Both Twitter Inc and Musk’s legal team did not immediately react to a request for comment after it was made. Twitter Inc chose not to comment.

It is expected that Twitter Inc’s attorneys will use the interview to try to show that Musk walked away from the deal because of falling financial markets rather than because the company misled him about the actual number of users or hid security flaws, as he alleged. This strategy is expected to be used by Twitter Inc’s attorneys.

Twitter Inc is seeking a compelling order Musk to purchase the firm for $54.20 a share, while Musk is seeking permission from the judge to leave the company without incurring any penalties. On Friday, Twitter Inc’s shares finished the day with a gain of 0.4%, reaching $41.58.

The beginning of a trial that will last for five days is set to take place on October 17 in Wilmington, Delaware.

Each party will conduct dozens of depositions in this dispute, including one with Twitter Inc’s Chief Executive Officer, Parag Agrawal, as they interview witnesses and gather evidence to support their stance.

According to a court filing, Agrawal was supposed to answer questions from Musk’s attorneys at a law firm in San Francisco starting at 9 a.m. local time on Monday. However, sources indicated that the deposition was postponed and did not give a reason.

Jack Dorsey, who helped develop Twitter Inc and once served as its CEO, was supposed to give a deposition the week before last.


Musk has occasionally demonstrated in his depositions the same charisma and wit that he uses on Twitter Inc, where he has built up a following similar to that of a cult.

During the deposition, the mood on Twitter Inc may be agitated. 

The firm Wachtell, Lipton, Rosen & Katz is on its legal team, and Bill Savitt is the primary attorney working on the lawsuit. 

Savitt initially represented Musk and Tesla in the SolarCity purchase, but he did not do so during the dispute’s discovery and depositions. Savitt did not respond to an interview request.

Additionally, Wilson Sonsini Goodrich & Rosati serves as Twitter Inc’s legal counsel.

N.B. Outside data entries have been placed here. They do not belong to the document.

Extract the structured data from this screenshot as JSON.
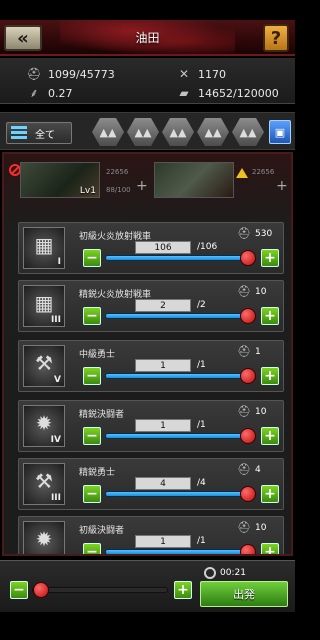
{
  "header": {
    "title": "油田",
    "back_icon": "double-chevron-left-icon",
    "help_label": "?"
  },
  "stats": {
    "troops": "1099/45773",
    "upkeep": "0.27",
    "power": "1170",
    "load": "14652/120000"
  },
  "filter": {
    "all_label": "全て"
  },
  "heroes": {
    "slot1": {
      "level": "Lv1",
      "meta1": "22656",
      "meta2": "88/100"
    },
    "slot2": {
      "meta1": "22656"
    }
  },
  "units": [
    {
      "name": "初級火炎放射戦車",
      "rank": "I",
      "available": "530",
      "selected": "106",
      "max": "/106",
      "glyph": "tank-icon"
    },
    {
      "name": "精鋭火炎放射戦車",
      "rank": "III",
      "available": "10",
      "selected": "2",
      "max": "/2",
      "glyph": "tank-icon"
    },
    {
      "name": "中級勇士",
      "rank": "V",
      "available": "1",
      "selected": "1",
      "max": "/1",
      "glyph": "axe-icon"
    },
    {
      "name": "精鋭決闘者",
      "rank": "IV",
      "available": "10",
      "selected": "1",
      "max": "/1",
      "glyph": "mace-icon"
    },
    {
      "name": "精鋭勇士",
      "rank": "III",
      "available": "4",
      "selected": "4",
      "max": "/4",
      "glyph": "axe-icon"
    },
    {
      "name": "初級決闘者",
      "rank": "",
      "available": "10",
      "selected": "1",
      "max": "/1",
      "glyph": "mace-icon"
    }
  ],
  "footer": {
    "timer": "00:21",
    "march_label": "出発"
  }
}
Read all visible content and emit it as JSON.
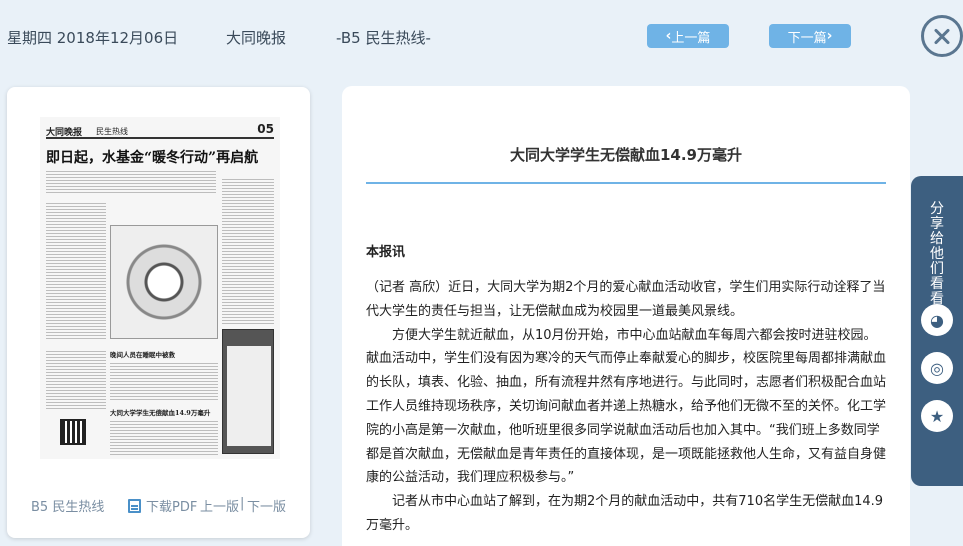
{
  "header": {
    "date": "星期四 2018年12月06日",
    "paper": "大同晚报",
    "page": "-B5 民生热线-",
    "prev_label": "上一篇",
    "next_label": "下一篇",
    "prev_chevron": "‹",
    "next_chevron": "›"
  },
  "thumbnail": {
    "logo": "大同晚报",
    "section": "民生热线",
    "page_number": "05",
    "headline": "即日起，水基金“暖冬行动”再启航",
    "sub_headline_1": "晚间人员在睡眠中被救",
    "sub_headline_2": "大同大学学生无偿献血14.9万毫升"
  },
  "left_footer": {
    "page_label": "B5 民生热线",
    "pdf_label": "下载PDF",
    "prev_page": "上一版",
    "separator": "|",
    "next_page": "下一版"
  },
  "article": {
    "title": "大同大学学生无偿献血14.9万毫升",
    "lead": "本报讯",
    "paragraphs": [
      "（记者 高欣）近日，大同大学为期2个月的爱心献血活动收官，学生们用实际行动诠释了当代大学生的责任与担当，让无偿献血成为校园里一道最美风景线。",
      "　　方便大学生就近献血，从10月份开始，市中心血站献血车每周六都会按时进驻校园。献血活动中，学生们没有因为寒冷的天气而停止奉献爱心的脚步，校医院里每周都排满献血的长队，填表、化验、抽血，所有流程井然有序地进行。与此同时，志愿者们积极配合血站工作人员维持现场秩序，关切询问献血者并递上热糖水，给予他们无微不至的关怀。化工学院的小高是第一次献血，他听班里很多同学说献血活动后也加入其中。“我们班上多数同学都是首次献血，无偿献血是青年责任的直接体现，是一项既能拯救他人生命，又有益自身健康的公益活动，我们理应积极参与。”",
      "　　记者从市中心血站了解到，在为期2个月的献血活动中，共有710名学生无偿献血14.9万毫升。"
    ]
  },
  "share": {
    "label": "分享给他们看看",
    "wechat_glyph": "◕",
    "weibo_glyph": "◎",
    "favorite_glyph": "★"
  }
}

Musk’s disdain of attorneys for the opposite side, whom he accuses of “trickery” and of chasing him solely to make money, is a consistent theme across the three depositions that Reuters has read.

“Yesterday, I learned that legal services make up about 3% of the economy in the United States. That is one of the most depressing pieces of information I’ve come across in a very long time, “Musk stated to Baron, the attorney representing SolarCity, throughout the deposition.

The dispute involving the Tesla whistleblower, Martin Tripp, who accused the firm of wasting raw materials, began with Musk being asked during the deposition if he was aware of the oath he had taken to testify truthfully. Tripp had accused the company of wasting raw materials.

“It seems someone is trying to argue semantics or legalese with you. The full truth of anything — what exactly does it entail.” According to the transcript, Musk asked the question. “You make the statement, “Is that a tree? Can you tell me what sort of tree this is? Is it a tree that has a great deal of foliage?’ Or, if you’re going to assert that something is a tree, is that the complete and unadulterated truth? No, this is not the case at all.”

The attorney for Tripp was quick to remind Musk that the judge had warned him to monitor the deposition if questions weren’t answered correctly personally.

William Fishbach, an attorney, approached his client and inquired, “Do you intend to comply with the judge’s admonition there?”

“Of course,” Musk said.


About the author: Valerie Ablang is a freelance writer with a background in scientific research and an interest in stock market analysis. She previously worked as an article writer for various industrial niches. Aside from being a writer, she is also a professional chemist, wife, and mother to her son. She loves to spend her free time watching movies and learning creative design.